The application is user friendly and can be run within inside windows or you can create a bootable disk.

Download Here:HDD Util

June 6, 2011

Maximize Your Harddrive Warranty!

Hard drive in one's PC is one of the most important component of your PC, be it mobile or desktop. The reason I wrote this topic is to inform you(in case you don't know) that hard drives manufacturers(SEAGATE, Maxtor, Western) actually give more than 1 year in all their products.So, instead of buying a new hard drive I suggest that you verify first your drive's warranty with its manufacturers, most of them can be done online. I myself prefer Seagate's products because they offer 5 years warranty  and  free shipping in all returned defective item. Its  hassle less transaction on your part.

Click on the link to verify warranty and return your Seagate's product!
Verify and Return Seagate's Harddrive

May 31, 2011

Malware scanner finds 5% of Windows PCs infected

One in every 20 Windows PCs whose users turned to Microsoft for cleanup help were infected with malware, Microsoft said this week.

Microsoft cited that statistic and others from data generated by its new Safety Scanner, a free malware scanning and scrubbing tool that re-launched May 12.

The 420,000 copies of the tool that were downloaded in the first week of its availability cleaned malware or signs of exploitation from more than 20,000 Windows PCs, Microsoft's Malware Protection Center (MMPC) reported Wednesday. That represented an infection rate of 4.8%.

On average, each of the infected PCs hosted 3.5 threats, which Microsoft defined as either actual malware or clues that a successful attack had been launched against the machine.

Of the top 10 threats found by Safety Scanner, seven were Java exploits, said Scott Wu and Joe Faulhaber of the MMPC, in a blog post. Wu is a program manager with the MMPC, while Faulhaber is a software engineer.

That finding backs up a recent Microsoft security intelligence report that noted a huge spike in Java-based exploits in the second half of 2010, when the number tracked by Microsoft jumped to nearly 13 million from around 1 million in the first six months of that year.

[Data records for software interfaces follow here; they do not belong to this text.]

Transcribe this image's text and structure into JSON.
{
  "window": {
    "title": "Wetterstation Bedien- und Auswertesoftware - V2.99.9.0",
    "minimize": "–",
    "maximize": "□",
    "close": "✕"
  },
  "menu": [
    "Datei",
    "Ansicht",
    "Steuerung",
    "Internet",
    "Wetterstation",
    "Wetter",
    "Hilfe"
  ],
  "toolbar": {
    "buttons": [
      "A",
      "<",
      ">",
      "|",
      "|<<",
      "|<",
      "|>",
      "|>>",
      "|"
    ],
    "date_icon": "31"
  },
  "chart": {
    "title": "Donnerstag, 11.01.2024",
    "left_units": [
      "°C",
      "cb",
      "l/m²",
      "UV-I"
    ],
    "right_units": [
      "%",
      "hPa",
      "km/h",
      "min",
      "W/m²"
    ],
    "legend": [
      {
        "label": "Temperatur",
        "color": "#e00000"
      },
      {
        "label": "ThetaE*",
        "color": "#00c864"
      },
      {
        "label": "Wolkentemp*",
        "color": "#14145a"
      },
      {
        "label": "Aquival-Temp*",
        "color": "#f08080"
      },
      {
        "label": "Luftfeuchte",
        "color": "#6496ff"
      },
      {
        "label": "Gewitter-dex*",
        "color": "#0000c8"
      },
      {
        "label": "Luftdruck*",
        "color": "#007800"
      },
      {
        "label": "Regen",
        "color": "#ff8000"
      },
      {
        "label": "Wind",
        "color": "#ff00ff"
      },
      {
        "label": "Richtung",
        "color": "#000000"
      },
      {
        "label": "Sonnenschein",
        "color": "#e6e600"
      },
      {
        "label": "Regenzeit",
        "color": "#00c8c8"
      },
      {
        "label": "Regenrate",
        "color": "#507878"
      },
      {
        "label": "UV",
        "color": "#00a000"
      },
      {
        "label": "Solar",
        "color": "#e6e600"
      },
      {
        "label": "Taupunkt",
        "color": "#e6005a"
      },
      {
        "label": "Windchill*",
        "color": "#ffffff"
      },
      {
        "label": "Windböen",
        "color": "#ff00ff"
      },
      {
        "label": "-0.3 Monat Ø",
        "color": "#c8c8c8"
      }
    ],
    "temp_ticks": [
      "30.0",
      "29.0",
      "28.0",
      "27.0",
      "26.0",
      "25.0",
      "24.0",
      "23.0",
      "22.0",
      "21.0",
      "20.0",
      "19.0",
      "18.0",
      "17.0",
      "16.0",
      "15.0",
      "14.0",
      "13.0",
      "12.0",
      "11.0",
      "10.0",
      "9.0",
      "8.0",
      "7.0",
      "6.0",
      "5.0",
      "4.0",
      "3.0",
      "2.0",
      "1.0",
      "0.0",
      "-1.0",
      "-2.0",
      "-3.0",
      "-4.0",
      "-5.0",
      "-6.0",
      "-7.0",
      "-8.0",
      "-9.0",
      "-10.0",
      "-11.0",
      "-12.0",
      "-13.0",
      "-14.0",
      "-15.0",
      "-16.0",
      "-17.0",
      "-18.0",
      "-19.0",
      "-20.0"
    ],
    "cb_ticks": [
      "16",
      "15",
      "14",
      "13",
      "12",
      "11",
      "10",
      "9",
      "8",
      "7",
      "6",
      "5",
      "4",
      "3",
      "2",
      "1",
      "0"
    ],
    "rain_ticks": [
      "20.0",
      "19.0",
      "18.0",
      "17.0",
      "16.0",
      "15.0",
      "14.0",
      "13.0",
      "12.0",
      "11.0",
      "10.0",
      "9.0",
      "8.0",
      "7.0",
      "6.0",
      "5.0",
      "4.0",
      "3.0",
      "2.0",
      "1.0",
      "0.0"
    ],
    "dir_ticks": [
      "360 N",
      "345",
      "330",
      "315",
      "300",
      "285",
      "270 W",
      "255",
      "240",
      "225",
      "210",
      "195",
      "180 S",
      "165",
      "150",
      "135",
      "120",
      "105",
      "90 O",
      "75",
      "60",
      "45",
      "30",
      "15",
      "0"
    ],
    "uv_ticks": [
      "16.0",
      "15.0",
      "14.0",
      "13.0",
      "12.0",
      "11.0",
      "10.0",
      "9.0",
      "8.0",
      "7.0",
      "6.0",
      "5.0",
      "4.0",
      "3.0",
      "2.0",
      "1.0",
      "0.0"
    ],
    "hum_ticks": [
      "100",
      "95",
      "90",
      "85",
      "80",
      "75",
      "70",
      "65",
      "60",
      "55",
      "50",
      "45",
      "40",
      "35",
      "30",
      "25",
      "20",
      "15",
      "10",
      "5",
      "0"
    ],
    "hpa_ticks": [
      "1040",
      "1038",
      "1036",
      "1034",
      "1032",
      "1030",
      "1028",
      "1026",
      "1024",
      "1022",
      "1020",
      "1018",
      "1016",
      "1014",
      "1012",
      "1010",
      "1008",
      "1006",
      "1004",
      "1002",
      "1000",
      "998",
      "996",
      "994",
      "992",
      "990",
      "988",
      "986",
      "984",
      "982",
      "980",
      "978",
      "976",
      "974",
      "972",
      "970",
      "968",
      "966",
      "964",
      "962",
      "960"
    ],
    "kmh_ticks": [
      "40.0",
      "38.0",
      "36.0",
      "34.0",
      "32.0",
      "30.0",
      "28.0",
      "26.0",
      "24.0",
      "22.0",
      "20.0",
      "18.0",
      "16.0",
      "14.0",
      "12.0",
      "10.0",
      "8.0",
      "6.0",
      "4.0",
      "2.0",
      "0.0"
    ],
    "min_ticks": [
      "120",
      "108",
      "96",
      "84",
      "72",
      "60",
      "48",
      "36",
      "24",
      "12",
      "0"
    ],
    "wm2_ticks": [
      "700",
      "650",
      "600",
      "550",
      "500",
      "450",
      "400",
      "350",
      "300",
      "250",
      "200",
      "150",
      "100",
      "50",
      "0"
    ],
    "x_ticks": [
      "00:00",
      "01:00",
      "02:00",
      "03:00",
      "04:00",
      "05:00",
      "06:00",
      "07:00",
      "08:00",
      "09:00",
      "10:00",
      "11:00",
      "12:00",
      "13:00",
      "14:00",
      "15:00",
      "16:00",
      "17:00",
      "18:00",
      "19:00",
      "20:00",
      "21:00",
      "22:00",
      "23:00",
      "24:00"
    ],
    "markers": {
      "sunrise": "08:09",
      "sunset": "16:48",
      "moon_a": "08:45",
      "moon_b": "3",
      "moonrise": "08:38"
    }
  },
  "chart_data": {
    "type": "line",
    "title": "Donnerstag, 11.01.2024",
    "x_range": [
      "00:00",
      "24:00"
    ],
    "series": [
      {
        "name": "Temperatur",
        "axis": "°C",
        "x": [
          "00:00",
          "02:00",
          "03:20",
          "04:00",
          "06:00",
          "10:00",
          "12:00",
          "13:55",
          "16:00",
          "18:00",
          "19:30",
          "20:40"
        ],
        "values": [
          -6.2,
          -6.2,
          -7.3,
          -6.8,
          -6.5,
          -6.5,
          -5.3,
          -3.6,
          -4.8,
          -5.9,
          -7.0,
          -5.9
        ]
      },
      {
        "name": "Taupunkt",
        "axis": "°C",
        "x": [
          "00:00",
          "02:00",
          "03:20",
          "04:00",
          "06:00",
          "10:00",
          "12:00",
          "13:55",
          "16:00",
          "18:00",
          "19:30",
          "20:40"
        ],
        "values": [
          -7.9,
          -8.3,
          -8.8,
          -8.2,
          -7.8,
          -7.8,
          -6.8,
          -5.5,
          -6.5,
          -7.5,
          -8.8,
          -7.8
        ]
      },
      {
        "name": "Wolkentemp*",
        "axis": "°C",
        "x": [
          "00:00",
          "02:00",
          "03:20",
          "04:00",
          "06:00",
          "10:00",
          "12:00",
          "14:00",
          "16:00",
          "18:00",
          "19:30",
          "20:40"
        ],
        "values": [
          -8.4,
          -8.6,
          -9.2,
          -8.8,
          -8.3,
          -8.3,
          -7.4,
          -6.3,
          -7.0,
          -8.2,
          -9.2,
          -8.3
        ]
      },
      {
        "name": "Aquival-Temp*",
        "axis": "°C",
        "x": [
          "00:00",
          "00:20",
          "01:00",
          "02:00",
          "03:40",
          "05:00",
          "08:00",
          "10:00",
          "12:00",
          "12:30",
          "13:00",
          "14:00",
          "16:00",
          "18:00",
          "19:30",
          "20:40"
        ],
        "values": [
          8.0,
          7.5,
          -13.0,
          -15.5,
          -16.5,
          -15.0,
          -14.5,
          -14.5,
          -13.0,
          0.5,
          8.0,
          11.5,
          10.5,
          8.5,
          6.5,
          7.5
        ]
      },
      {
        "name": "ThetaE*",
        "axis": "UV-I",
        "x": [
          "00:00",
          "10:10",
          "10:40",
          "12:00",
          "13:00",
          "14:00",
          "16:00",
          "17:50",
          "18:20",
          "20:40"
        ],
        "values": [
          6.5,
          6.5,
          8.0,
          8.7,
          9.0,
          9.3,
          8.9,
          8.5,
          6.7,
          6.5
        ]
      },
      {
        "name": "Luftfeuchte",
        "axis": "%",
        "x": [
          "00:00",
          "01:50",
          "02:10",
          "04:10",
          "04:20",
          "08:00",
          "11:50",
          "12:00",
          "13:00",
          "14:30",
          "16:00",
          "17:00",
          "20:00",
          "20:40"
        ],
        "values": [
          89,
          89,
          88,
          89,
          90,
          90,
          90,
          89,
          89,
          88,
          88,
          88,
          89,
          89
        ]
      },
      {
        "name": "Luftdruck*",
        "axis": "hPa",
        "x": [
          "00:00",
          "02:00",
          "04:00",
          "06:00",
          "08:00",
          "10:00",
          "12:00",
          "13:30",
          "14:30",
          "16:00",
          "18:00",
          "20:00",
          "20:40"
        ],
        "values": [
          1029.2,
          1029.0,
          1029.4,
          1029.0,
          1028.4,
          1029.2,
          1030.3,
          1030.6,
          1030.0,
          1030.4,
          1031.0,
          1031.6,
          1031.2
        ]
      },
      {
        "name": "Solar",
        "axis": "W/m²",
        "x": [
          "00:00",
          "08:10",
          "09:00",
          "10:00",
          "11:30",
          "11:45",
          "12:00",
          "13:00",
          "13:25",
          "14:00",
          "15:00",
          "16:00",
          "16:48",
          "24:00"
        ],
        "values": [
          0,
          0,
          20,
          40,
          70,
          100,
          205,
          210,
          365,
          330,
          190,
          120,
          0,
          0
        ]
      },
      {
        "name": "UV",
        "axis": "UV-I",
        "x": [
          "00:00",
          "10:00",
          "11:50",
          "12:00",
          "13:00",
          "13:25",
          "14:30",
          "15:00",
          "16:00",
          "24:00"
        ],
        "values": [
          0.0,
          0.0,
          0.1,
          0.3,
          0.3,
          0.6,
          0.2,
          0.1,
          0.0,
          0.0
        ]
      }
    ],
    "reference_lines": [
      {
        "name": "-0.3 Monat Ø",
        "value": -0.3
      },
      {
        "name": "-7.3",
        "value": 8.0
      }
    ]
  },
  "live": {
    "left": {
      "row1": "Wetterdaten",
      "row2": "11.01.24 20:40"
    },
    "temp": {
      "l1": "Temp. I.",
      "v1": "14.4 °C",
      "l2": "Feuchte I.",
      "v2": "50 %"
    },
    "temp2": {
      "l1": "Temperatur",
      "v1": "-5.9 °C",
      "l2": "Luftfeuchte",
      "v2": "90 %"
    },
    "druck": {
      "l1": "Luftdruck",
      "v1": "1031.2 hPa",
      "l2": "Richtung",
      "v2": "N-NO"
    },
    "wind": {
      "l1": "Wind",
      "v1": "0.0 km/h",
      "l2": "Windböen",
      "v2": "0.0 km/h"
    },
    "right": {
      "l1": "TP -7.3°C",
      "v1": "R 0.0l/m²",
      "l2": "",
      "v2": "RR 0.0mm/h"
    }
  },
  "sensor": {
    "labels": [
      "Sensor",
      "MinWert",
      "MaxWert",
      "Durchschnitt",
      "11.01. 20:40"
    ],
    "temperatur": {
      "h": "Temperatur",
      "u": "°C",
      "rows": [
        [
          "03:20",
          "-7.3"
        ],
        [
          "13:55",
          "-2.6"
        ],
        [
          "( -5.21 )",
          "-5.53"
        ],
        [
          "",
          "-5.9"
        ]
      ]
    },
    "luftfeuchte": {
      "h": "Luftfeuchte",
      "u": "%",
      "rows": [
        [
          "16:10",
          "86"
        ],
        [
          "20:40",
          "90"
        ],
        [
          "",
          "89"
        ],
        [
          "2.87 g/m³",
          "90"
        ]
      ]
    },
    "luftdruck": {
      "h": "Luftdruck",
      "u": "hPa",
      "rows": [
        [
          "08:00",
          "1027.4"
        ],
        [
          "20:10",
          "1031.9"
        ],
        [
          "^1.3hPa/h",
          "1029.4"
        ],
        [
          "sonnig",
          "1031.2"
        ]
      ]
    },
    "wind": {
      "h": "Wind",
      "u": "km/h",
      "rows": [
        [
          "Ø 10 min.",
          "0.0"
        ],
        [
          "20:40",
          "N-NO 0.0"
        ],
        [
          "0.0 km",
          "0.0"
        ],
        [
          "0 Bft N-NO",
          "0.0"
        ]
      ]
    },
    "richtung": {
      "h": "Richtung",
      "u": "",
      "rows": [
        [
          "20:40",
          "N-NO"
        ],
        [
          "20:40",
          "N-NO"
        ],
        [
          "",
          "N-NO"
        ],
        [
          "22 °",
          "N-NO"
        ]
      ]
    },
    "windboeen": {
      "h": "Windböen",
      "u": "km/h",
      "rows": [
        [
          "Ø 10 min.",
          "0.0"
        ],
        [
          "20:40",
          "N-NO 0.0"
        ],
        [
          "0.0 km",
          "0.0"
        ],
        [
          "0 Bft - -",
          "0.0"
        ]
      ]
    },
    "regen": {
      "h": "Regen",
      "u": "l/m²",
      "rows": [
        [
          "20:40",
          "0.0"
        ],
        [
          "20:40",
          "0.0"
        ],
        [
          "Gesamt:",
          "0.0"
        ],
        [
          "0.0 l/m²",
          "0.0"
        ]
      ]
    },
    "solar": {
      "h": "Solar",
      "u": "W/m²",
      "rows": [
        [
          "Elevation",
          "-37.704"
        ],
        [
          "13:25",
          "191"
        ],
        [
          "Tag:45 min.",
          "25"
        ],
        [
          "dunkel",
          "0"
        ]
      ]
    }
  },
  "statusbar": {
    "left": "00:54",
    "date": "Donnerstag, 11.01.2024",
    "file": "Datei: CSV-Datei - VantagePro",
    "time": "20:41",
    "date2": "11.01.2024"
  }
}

Microsoft blamed exploits of just two vulnerabilities in Oracle's Java for generating 85% of all Java attacks in the second half of 2010. Not surprising, those same two vulnerabilities ranked No. 1 and No. 6 in the Safety Scanner top 10.

One of the heavily-exploited Java bugs was patched in December 2008 by Sun -- which has since been swallowed by Oracle -- while the other was fixed in November 2009.

Microsoft has sounded the warning about the explosion in Java exploits before. In October 2010, Holly Stewart, another MMPC manager, said the attack volume was "scary" and "unprecedented."

Hacker reliance on Java made sense to Marc Fossi, the director of Symantec's security response team, in an interview last year. "Since Java is both cross-browser and cross-platform, it can be appealing to attackers," he said, referring to Java's use by every major browser, and on Windows, Mac OS and Linux.

Safety Scanner found 2,272 Windows PCs with evidence of an exploit of the most wide-used Java bug, dubbed "CVE-2008-5353" in the Common Vulnerabilities & Exploits database. Of those machines, 7.3% of them also contained the notorious Alureon rootkit, while 5.7% of them had been infected with one of the fake security programs of the "Winwebsec" family.

"By the time a user downloads and runs [Microsoft Safety Scanner] to detect malware, the machine may have already been infected, if it was vulnerable to the exploit at the time," acknowledged Wu and Faulhaber.

Alureon made news in February 2010 when Windows XP systems infected with the rootkit were crippled after a Microsoft security update. And Winwebsec, as Microsoft called the line of phony antivirus software that dupes victims into paying for the worthless program, has been linked to MacDefender, the scareware that's been plaguing Mac users all month.

Safety Scanner, which replaced an older online-only tool, uses the same technology and detection signatures as Microsoft's free consumer-grade Security Essentials antivirus program and its Forefront Endpoint Protection product for enterprises.

The free scanner can be downloaded here.